Choosing the Right Philanthropic Path: DAFs vs. Private Funds

Title: The Benefits of a Donor Advised Fund vs. Starting Your Private Foundation

When it comes to philanthropic giving, choosing the right structure for your charitable endeavors is a critical decision. Two popular options in Canada are the Donor Advised Fund (DAF) offered by organizations like the Westlock Community Foundation (WCF), and the creation of your own private foundation. Both approaches have their merits, and in this blog post, we will explore the key differences and benefits of opting for a Donor Advised Fund over a private foundation.

What’s the Difference between a Community Foundation and a Private Foundation? 

The Westlock Community Foundation (WCF) is a public foundation, meaning it operates for the benefit of the community at large. It is part of a national network of 205 local foundations in Canada, created by and for their communities, known as Community Foundations of Canada.

WCF works in collaboration with local charities, enabling donors to have a direct and positive impact on their community.

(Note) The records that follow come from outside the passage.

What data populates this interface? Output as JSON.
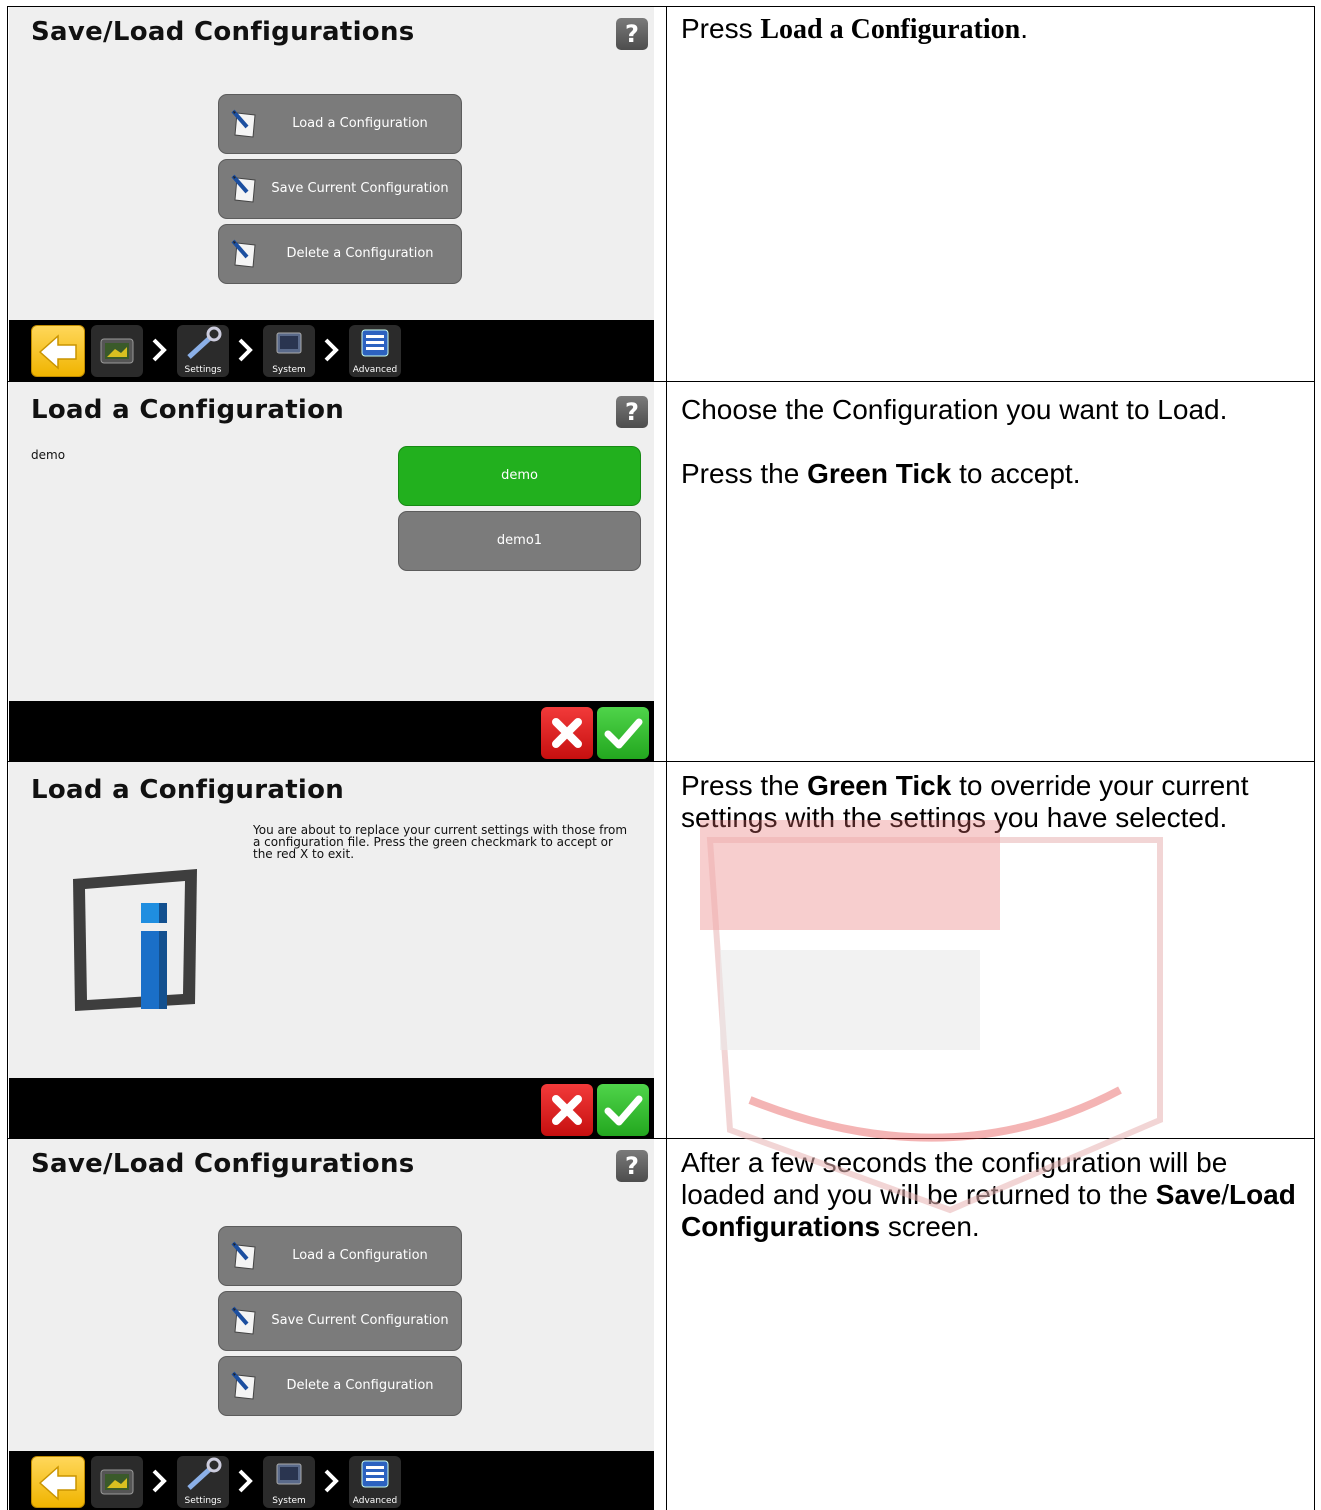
{
  "rows": [
    {
      "screen": {
        "title": "Save/Load Configurations",
        "help_icon": "?",
        "buttons": [
          "Load a Configuration",
          "Save Current Configuration",
          "Delete a Configuration"
        ],
        "nav": {
          "crumbs": [
            "Settings",
            "System",
            "Advanced"
          ]
        }
      },
      "instruction": {
        "prefix": "Press ",
        "bold": "Load a Configuration",
        "suffix": "."
      }
    },
    {
      "screen": {
        "title": "Load a Configuration",
        "help_icon": "?",
        "current_label": "demo",
        "options": [
          {
            "label": "demo",
            "selected": true
          },
          {
            "label": "demo1",
            "selected": false
          }
        ]
      },
      "instruction": {
        "line1": "Choose the Configuration you want to Load.",
        "line2_prefix": "Press the ",
        "line2_bold": "Green Tick",
        "line2_suffix": " to accept."
      }
    },
    {
      "screen": {
        "title": "Load a Configuration",
        "message": "You are about to replace your current settings with those from a configuration file. Press the green checkmark to accept or the red X to exit."
      },
      "instruction": {
        "prefix": "Press the ",
        "bold": "Green Tick",
        "suffix": " to override your current settings with the settings you have selected."
      }
    },
    {
      "screen": {
        "title": "Save/Load Configurations",
        "help_icon": "?",
        "buttons": [
          "Load a Configuration",
          "Save Current Configuration",
          "Delete a Configuration"
        ],
        "nav": {
          "crumbs": [
            "Settings",
            "System",
            "Advanced"
          ]
        }
      },
      "instruction": {
        "prefix": "After a few seconds the configuration will be loaded and you will be returned to the ",
        "bold1": "Save",
        "slash": "/",
        "bold2": "Load Configurations",
        "suffix": " screen."
      }
    }
  ],
  "colors": {
    "selected": "#22b01e",
    "accept": "#34c22f",
    "cancel": "#dd2222",
    "back": "#f5c21b",
    "watermark": "#e23c3c"
  },
  "icons": [
    "help-icon",
    "document-pen-icon",
    "back-arrow-icon",
    "display-icon",
    "wrench-icon",
    "monitor-icon",
    "list-icon",
    "chevron-right-icon",
    "x-icon",
    "checkmark-icon",
    "info-icon"
  ]
}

Whereas a private foundation is typically funded by a single individual or a small group of donors and is managed by a board of directors or trustees. Unlike public foundations like WCF, private foundations are more focused on the donor’s specific charitable interests.

Here are Three Main Operational Differences: 

1. Administrative Requirements

Westlock Community Foundation (WCF):

– A fund with WCF does not need to be registered with the Canada Revenue Agency (CRA) because it is already a registered charity.

– Donors can create a fund with a minimum donation, with no legal or startup costs, and it can be established in as little as one week.

– WCF offers a variety of fund types, such as donor-advised funds, field of interest funds, and designated funds.

– There is no mandated minimum contribution, and donors can choose to remain anonymous or receive public recognition.


Private Foundation:

– Private foundations must be recognized by the Canada Revenue Agency as charitable organizations, which requires a significant capital investment.

– The creation of a private foundation involves legal and accounting expenses, typically starting at around $7,000, and can take 6 to 12 months to establish.

– Private foundations may require an accountant, lawyer, or staff to handle reporting and operational tasks.

– While there is no mandated minimum contribution, expert opinion often suggests capital of $5 million and up for private foundations.

2. Investment Management

Westlock Community Foundation (WCF):

– WCF handles all accounting, tax returns, investment management, auditing, grant making, and due diligence for an annual cost of 2% of the value of the capital.

– Pooled investments often provide a better return on investments.

– WCF has a financial stewardship committee made up of volunteer investment and finance professionals who recommend the hiring of investment managers and monitor their performance.


Private Foundation:

– Directors or trustees of private foundations must perform these tasks themselves, hire staff, or contract for these services, which may come at a higher cost.

– Trustees or directors manage the funds directly or hire professional investment managers and monitor their performance.

3. Grant Making & Support

Westlock Community Foundation (WCF):

– With a deep understanding of local priorities and a strong connection to the community, WCF provides expertise and advice on a wide range of granting areas, including arts & culture, seniors, environment, health, social services, education, and recreation.

– Professional staff and the Board of Directors, composed of community leaders, can help identify and assess local grantees, provide input on changing community needs, and verify charitable status.

– Donors can be directly involved in the granting process or entrust the WCF Board to make granting decisions.

– WCF has a cooperative relationship with other government bodies and funders in the region.


Private Foundation:

– Directors or trustees of private foundations must perform, hire staff, or contract for grant-making activities, which often have a more narrow scope.

– Foundation Board and/or staff arrange and support grant-making and monitoring structures.

In summary, when exploring structures to support your strategic giving options, it is essential to consider the similarities and differences between donor-advised funds, such as what is offered by the Westlock Community Foundation, and creating a private foundation. Donor Advised Funds provide an accessible, cost-effective, and community-focused approach to philanthropy, offering donors flexibility, expertise, and an established charitable network. On the other hand, private foundations are better suited for those with substantial capital and specific, tailored charitable goals.

Ultimately, the choice between a donor-advised fund and a private foundation depends on your individual philanthropic goals, resources, and preferences. Westlock Community Foundation stands as a testament to the positive impact of Donor Advised Funds, nurturing a giving and caring community for the benefit of all its citizens.

Download a DAF VS Private Foundation Fact Sheet HERE